Ever heard about the locker or cabinet test? No? One of my colleagues at the German FREERIDE magazine likes to mention it as negative example when it comes to testing things. If one tested for example TV sets with the locker test, it would look like that: Take the TV sets to be tested and let them fall down the locker one after the other. The result: All TV sets get broken. Although there can be no doubting the result, the findings are for the use in practice utter nonsense.
In the case of component tests, as in our case handlebars and stems, a practice or field test cannot supply findings relating to the durability. It is extremely difficult to standardize test rides and the time factor would put a spoke in our wheel. Bringing our complete test field comprising 21 handlebar/stem-combinations, three items of each (to detect material deviations), to the limits would take decades.

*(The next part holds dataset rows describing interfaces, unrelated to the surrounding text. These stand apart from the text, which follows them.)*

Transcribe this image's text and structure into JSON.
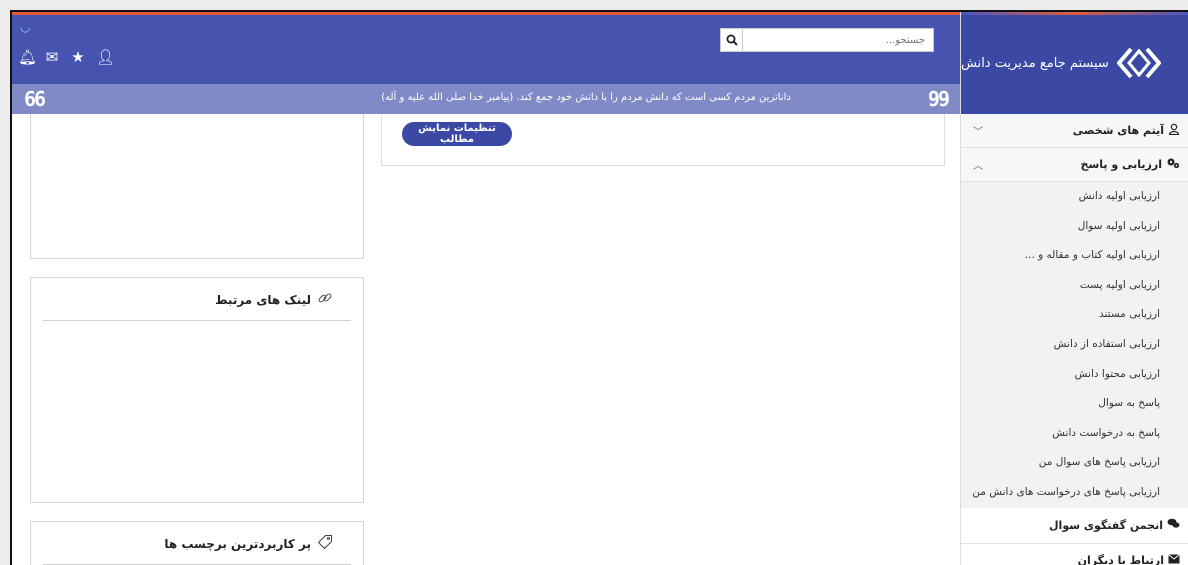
{
  "brand": {
    "title": "سیستم جامع مدیریت دانش"
  },
  "search": {
    "placeholder": "جستجو..."
  },
  "top_icons": [
    "user-icon",
    "star-icon",
    "mail-icon",
    "bell-icon"
  ],
  "quote": {
    "text": "داناترین مردم کسی است که دانش مردم را با دانش خود جمع کند. (پیامبر خدا صلی الله علیه و آله)",
    "open_mark": "99",
    "close_mark": "66"
  },
  "content": {
    "settings_button": "تنظیمات نمایش مطالب"
  },
  "panels": {
    "links_title": "لینک های مرتبط",
    "tags_title": "پر کاربردترین برچسب ها"
  },
  "sidebar": {
    "personal_items": "آیتم های شخصی",
    "evaluation": "ارزیابی و پاسخ",
    "sub_items": [
      "ارزیابی اولیه دانش",
      "ارزیابی اولیه سوال",
      "ارزیابی اولیه کتاب و مقاله و ...",
      "ارزیابی اولیه پست",
      "ارزیابی مستند",
      "ارزیابی استفاده از دانش",
      "ارزیابی محتوا دانش",
      "پاسخ به سوال",
      "پاسخ به درخواست دانش",
      "ارزیابی پاسخ های سوال من",
      "ارزیابی پاسخ های درخواست های دانش من"
    ],
    "forum": "انجمن گفتگوی سوال",
    "communication": "ارتباط با دیگران"
  },
  "colors": {
    "primary": "#4654b0",
    "brand": "#3b48a4",
    "quote_bar": "#7f8ac6",
    "accent": "#e05a3a"
  }
}
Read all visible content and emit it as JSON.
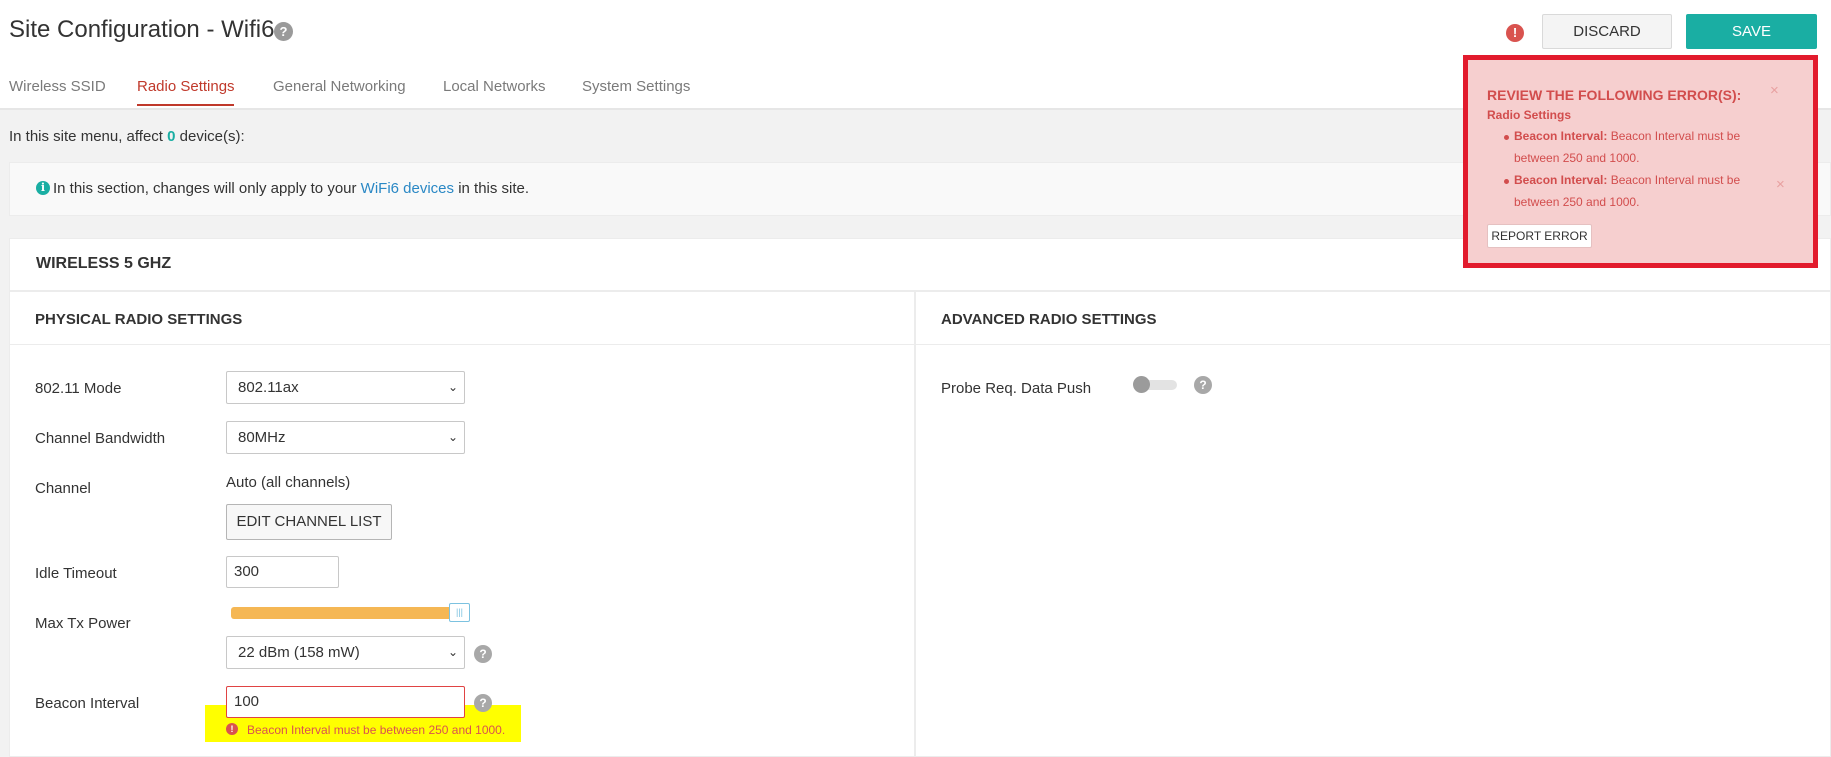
{
  "header": {
    "title": "Site Configuration - Wifi6",
    "help_glyph": "?",
    "error_glyph": "!",
    "discard_label": "DISCARD",
    "save_label": "SAVE"
  },
  "tabs": [
    {
      "label": "Wireless SSID",
      "active": false
    },
    {
      "label": "Radio Settings",
      "active": true
    },
    {
      "label": "General Networking",
      "active": false
    },
    {
      "label": "Local Networks",
      "active": false
    },
    {
      "label": "System Settings",
      "active": false
    }
  ],
  "affect": {
    "prefix": "In this site menu, affect ",
    "count": "0",
    "suffix": " device(s):"
  },
  "info": {
    "icon_glyph": "i",
    "prefix": "In this section, changes will only apply to your ",
    "link": "WiFi6 devices",
    "suffix": " in this site."
  },
  "card": {
    "title": "WIRELESS 5 GHZ",
    "physical_heading": "PHYSICAL RADIO SETTINGS",
    "advanced_heading": "ADVANCED RADIO SETTINGS"
  },
  "form": {
    "mode_label": "802.11 Mode",
    "mode_value": "802.11ax",
    "bandwidth_label": "Channel Bandwidth",
    "bandwidth_value": "80MHz",
    "channel_label": "Channel",
    "channel_value": "Auto (all channels)",
    "edit_channel_label": "EDIT CHANNEL LIST",
    "idle_label": "Idle Timeout",
    "idle_value": "300",
    "tx_label": "Max Tx Power",
    "tx_slider_level": 1.0,
    "tx_value": "22 dBm (158 mW)",
    "beacon_label": "Beacon Interval",
    "beacon_value": "100",
    "beacon_error": "Beacon Interval must be between 250 and 1000."
  },
  "advanced": {
    "probe_label": "Probe Req. Data Push",
    "probe_enabled": false
  },
  "error_popup": {
    "title": "REVIEW THE FOLLOWING ERROR(S):",
    "close_glyph": "×",
    "section": "Radio Settings",
    "items": [
      {
        "field": "Beacon Interval:",
        "line1": "Beacon Interval must be",
        "line2": "between 250 and 1000."
      },
      {
        "field": "Beacon Interval:",
        "line1": "Beacon Interval must be",
        "line2": "between 250 and 1000."
      }
    ],
    "report_label": "REPORT ERROR"
  },
  "colors": {
    "accent": "#1aaea3",
    "active_tab": "#c0392b",
    "error": "#d24d4d",
    "highlight": "#ffff00",
    "slider": "#f5b754"
  },
  "icons": [
    "help-icon",
    "error-icon",
    "info-icon",
    "chevron-down-icon",
    "close-icon",
    "slider-handle-icon"
  ]
}
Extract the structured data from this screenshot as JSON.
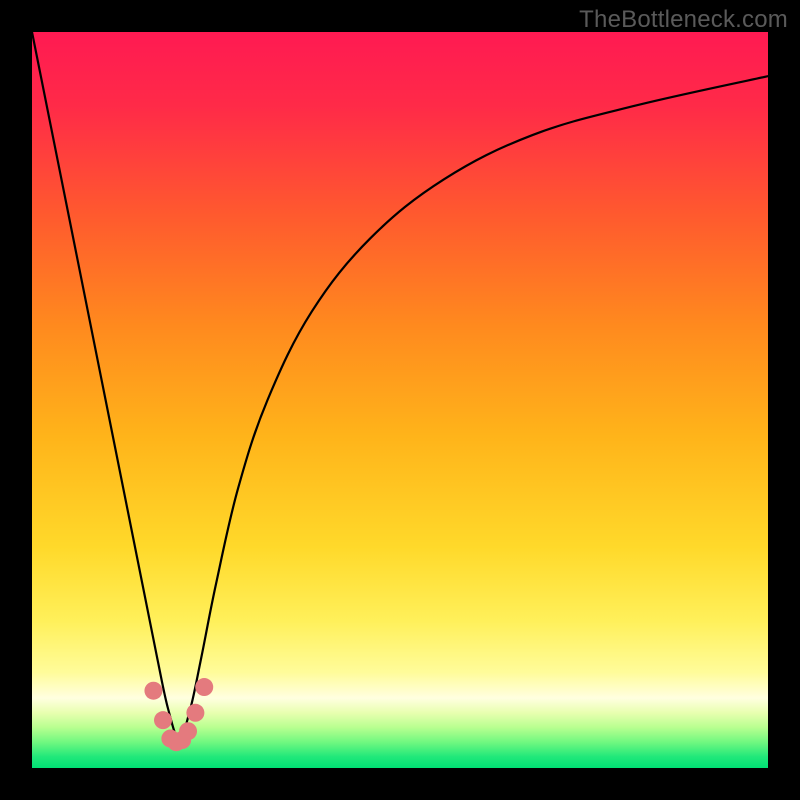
{
  "watermark": "TheBottleneck.com",
  "colors": {
    "frame": "#000000",
    "curve_stroke": "#000000",
    "marker_fill": "#e47a7e",
    "gradient_stops": [
      {
        "offset": 0.0,
        "color": "#ff1a52"
      },
      {
        "offset": 0.1,
        "color": "#ff2a48"
      },
      {
        "offset": 0.25,
        "color": "#ff5a2e"
      },
      {
        "offset": 0.4,
        "color": "#ff8a1e"
      },
      {
        "offset": 0.55,
        "color": "#ffb41a"
      },
      {
        "offset": 0.7,
        "color": "#ffd92a"
      },
      {
        "offset": 0.8,
        "color": "#fff05a"
      },
      {
        "offset": 0.87,
        "color": "#fffc9a"
      },
      {
        "offset": 0.905,
        "color": "#ffffe0"
      },
      {
        "offset": 0.925,
        "color": "#e8ffb0"
      },
      {
        "offset": 0.945,
        "color": "#b8ff90"
      },
      {
        "offset": 0.965,
        "color": "#70f880"
      },
      {
        "offset": 0.985,
        "color": "#20e87a"
      },
      {
        "offset": 1.0,
        "color": "#00e074"
      }
    ]
  },
  "chart_data": {
    "type": "line",
    "title": "",
    "xlabel": "",
    "ylabel": "",
    "xlim": [
      0,
      100
    ],
    "ylim": [
      0,
      100
    ],
    "series": [
      {
        "name": "bottleneck-curve",
        "x": [
          0,
          5,
          10,
          13,
          15,
          17,
          18.5,
          20,
          21.5,
          23,
          25,
          28,
          32,
          38,
          46,
          56,
          68,
          82,
          100
        ],
        "values": [
          100,
          75,
          50,
          35,
          25,
          15,
          8,
          4,
          8,
          15,
          25,
          38,
          50,
          62,
          72,
          80,
          86,
          90,
          94
        ]
      }
    ],
    "markers": {
      "name": "highlight-cluster",
      "x": [
        16.5,
        17.8,
        18.8,
        19.6,
        20.4,
        21.2,
        22.2,
        23.4
      ],
      "values": [
        10.5,
        6.5,
        4.0,
        3.5,
        3.8,
        5.0,
        7.5,
        11.0
      ],
      "radius_px": 9
    }
  }
}
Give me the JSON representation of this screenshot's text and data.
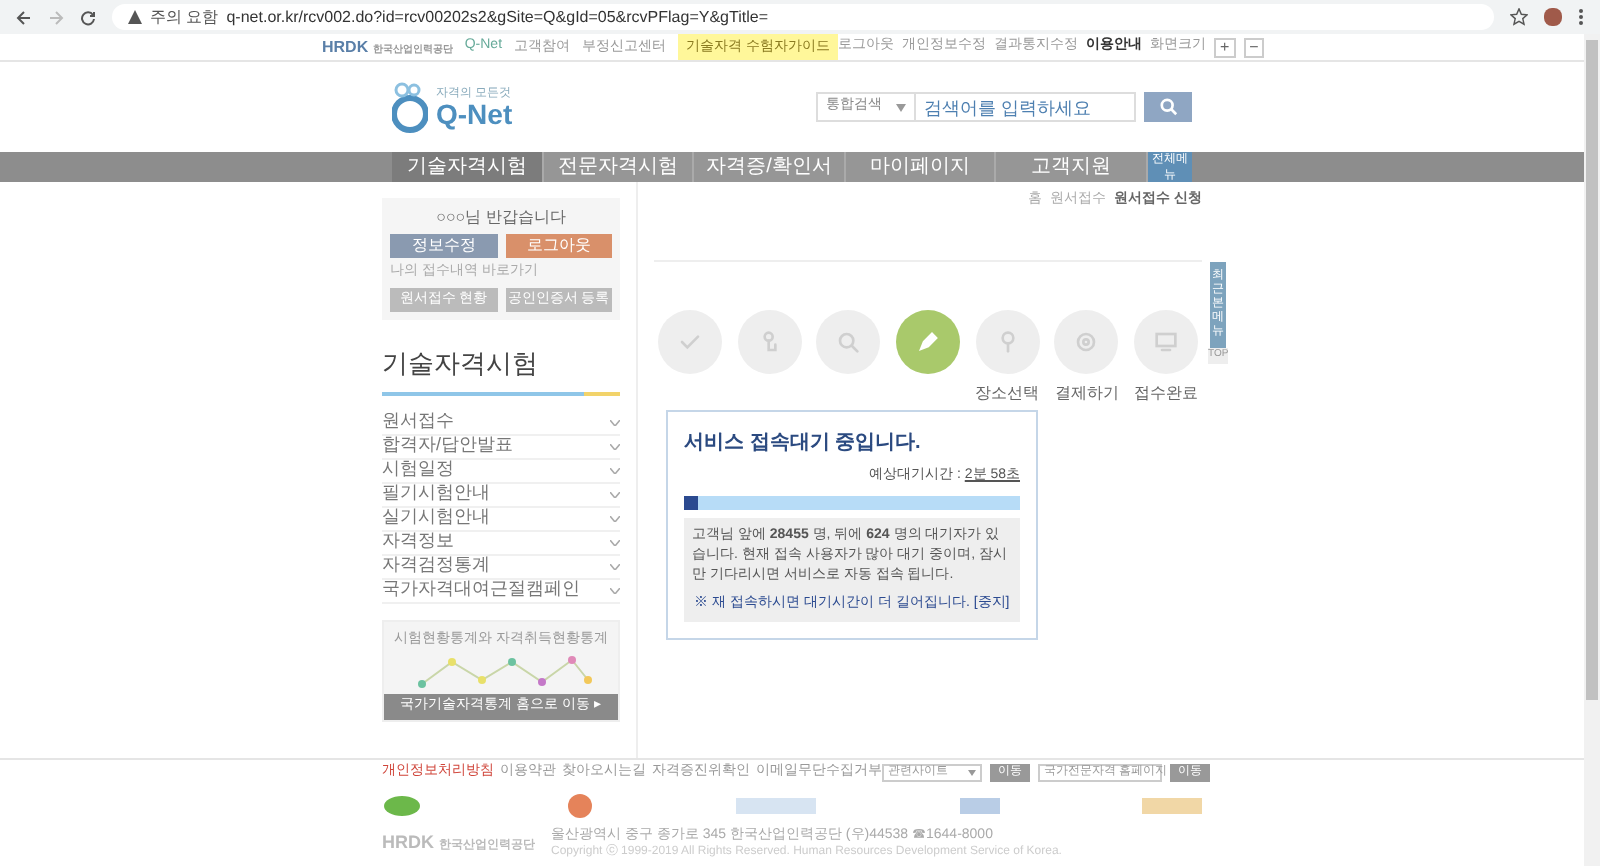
{
  "browser": {
    "security": "주의 요함",
    "url": "q-net.or.kr/rcv002.do?id=rcv00202s2&gSite=Q&gId=05&rcvPFlag=Y&gTitle="
  },
  "util_bar": {
    "left": [
      {
        "label": "고객참여",
        "highlight": false
      },
      {
        "label": "부정신고센터",
        "highlight": false
      },
      {
        "label": "기술자격 수험자가이드",
        "highlight": true
      }
    ],
    "right": [
      {
        "label": "로그아웃",
        "bold": false
      },
      {
        "label": "개인정보수정",
        "bold": false
      },
      {
        "label": "결과통지수정",
        "bold": false
      },
      {
        "label": "이용안내",
        "bold": true
      },
      {
        "label": "화면크기",
        "bold": false
      }
    ],
    "zoom_in": "+",
    "zoom_out": "−",
    "hrdk": "HRDK",
    "hrdk_sub": "한국산업인력공단",
    "qnet_small": "Q-Net"
  },
  "header": {
    "logo_small": "자격의 모든것",
    "logo": "Q-Net",
    "search_select": "통합검색",
    "search_placeholder": "검색어를 입력하세요"
  },
  "nav": {
    "items": [
      {
        "label": "기술자격시험",
        "selected": true
      },
      {
        "label": "전문자격시험",
        "selected": false
      },
      {
        "label": "자격증/확인서",
        "selected": false
      },
      {
        "label": "마이페이지",
        "selected": false
      },
      {
        "label": "고객지원",
        "selected": false
      }
    ],
    "all_menu": "전체메뉴"
  },
  "breadcrumb": [
    "홈",
    "원서접수",
    "원서접수 신청"
  ],
  "login_box": {
    "greeting": "○○○님 반갑습니다",
    "edit": "정보수정",
    "logout": "로그아웃",
    "my_link": "나의 접수내역 바로가기",
    "status": "원서접수 현황",
    "cert": "공인인증서 등록"
  },
  "sidebar": {
    "title": "기술자격시험",
    "items": [
      "원서접수",
      "합격자/답안발표",
      "시험일정",
      "필기시험안내",
      "실기시험안내",
      "자격정보",
      "자격검정통계",
      "국가자격대여근절캠페인"
    ],
    "stats_title": "시험현황통계와 자격취득현황통계",
    "stats_button": "국가기술자격통계 홈으로 이동 ▸"
  },
  "steps": [
    {
      "kind": "check",
      "selected": false
    },
    {
      "kind": "touch",
      "selected": false
    },
    {
      "kind": "search",
      "selected": false
    },
    {
      "kind": "pencil",
      "selected": true
    },
    {
      "kind": "pin",
      "label": "장소선택",
      "selected": false
    },
    {
      "kind": "pay",
      "label": "결제하기",
      "selected": false
    },
    {
      "kind": "monitor",
      "label": "접수완료",
      "selected": false
    }
  ],
  "wait_dialog": {
    "title": "서비스 접속대기 중입니다.",
    "time_label": "예상대기시간 :",
    "time": "2분 58초",
    "level": 0.04,
    "message": "고객님 앞에 **28455** 명, 뒤에 **624** 명의 대기자가 있습니다. 현재 접속 사용자가 많아 대기 중이며, 잠시만 기다리시면 서비스로 자동 접속 됩니다.",
    "note": "※ 재 접속하시면 대기시간이 더 길어집니다.",
    "stop": "[중지]"
  },
  "side_tab": {
    "label": "최근본메뉴",
    "top": "TOP"
  },
  "footer": {
    "links": [
      {
        "label": "개인정보처리방침",
        "red": true
      },
      {
        "label": "이용약관",
        "red": false
      },
      {
        "label": "찾아오시는길",
        "red": false
      },
      {
        "label": "자격증진위확인",
        "red": false
      },
      {
        "label": "이메일무단수집거부",
        "red": false
      }
    ],
    "site_select": "관련사이트",
    "go1": "이동",
    "site_select2": "국가전문자격 홈페이지",
    "go2": "이동",
    "hrdk": "HRDK",
    "org": "한국산업인력공단",
    "address": "울산광역시 중구 종가로 345 한국산업인력공단 (우)44538 ☎1644-8000",
    "copyright": "Copyright ⓒ 1999-2019 All Rights Reserved. Human Resources Development Service of Korea."
  }
}
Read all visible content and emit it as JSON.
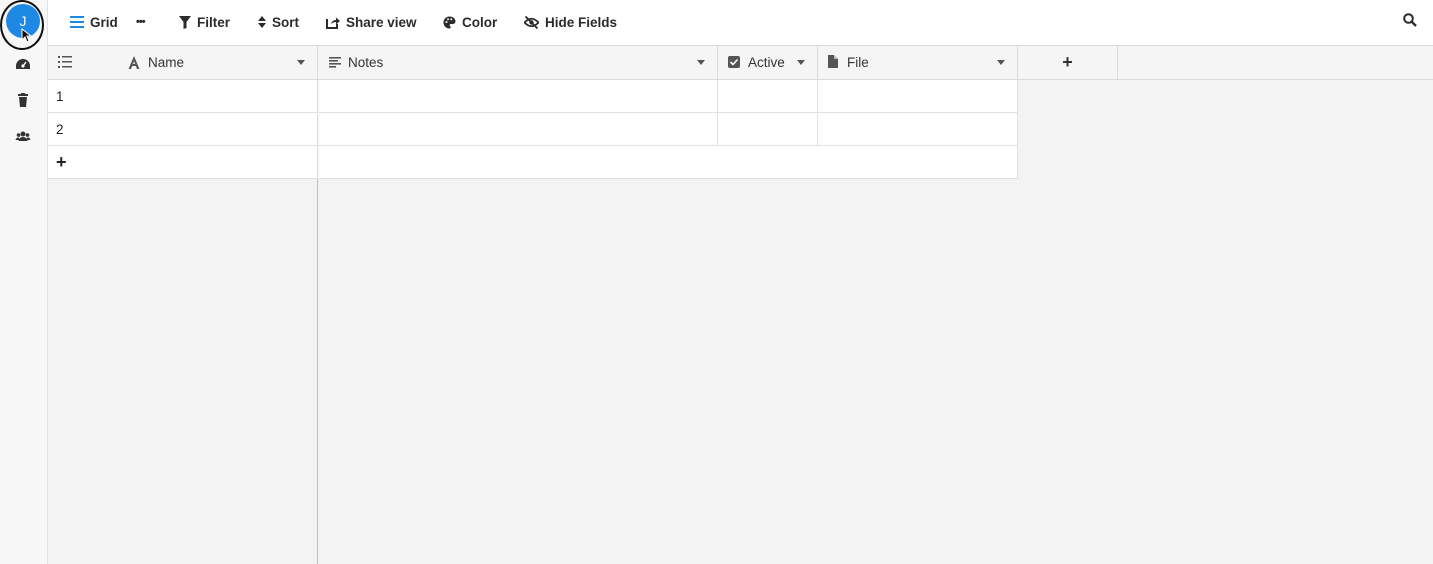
{
  "sidebar": {
    "avatar_initial": "J",
    "items": [
      {
        "name": "dashboard-icon"
      },
      {
        "name": "trash-icon"
      },
      {
        "name": "users-icon"
      }
    ]
  },
  "toolbar": {
    "grid_label": "Grid",
    "more_label": "•••",
    "filter_label": "Filter",
    "sort_label": "Sort",
    "share_label": "Share view",
    "color_label": "Color",
    "hide_label": "Hide Fields"
  },
  "table": {
    "columns": [
      {
        "label": "Name",
        "icon": "text-icon"
      },
      {
        "label": "Notes",
        "icon": "long-text-icon"
      },
      {
        "label": "Active",
        "icon": "checkbox-icon"
      },
      {
        "label": "File",
        "icon": "file-icon"
      }
    ],
    "rows": [
      {
        "index": "1",
        "name": "",
        "notes": "",
        "active": "",
        "file": ""
      },
      {
        "index": "2",
        "name": "",
        "notes": "",
        "active": "",
        "file": ""
      }
    ],
    "add_row": "+",
    "add_column": "+"
  },
  "colors": {
    "accent": "#1e88e5",
    "background": "#f3f3f3",
    "border": "#d9d9d9"
  }
}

With our two test fields (cross-country trail: handlebar width 725-760 mm and all mountain-enduro/downhill 770-815 mm) we therefore have to rely on the test stands of the independent test institute Zedler in Ludwigsburg, whcih can test handlebars in fast motion. Compared to the past test in BIKE 5/14 we did not change the established test procedure. First, a handlebar/stem-combination had to pass the ISO 4210:2015 test. Rather a show then a real hurdle, as weight and assembly of the loads have not much to do with reality.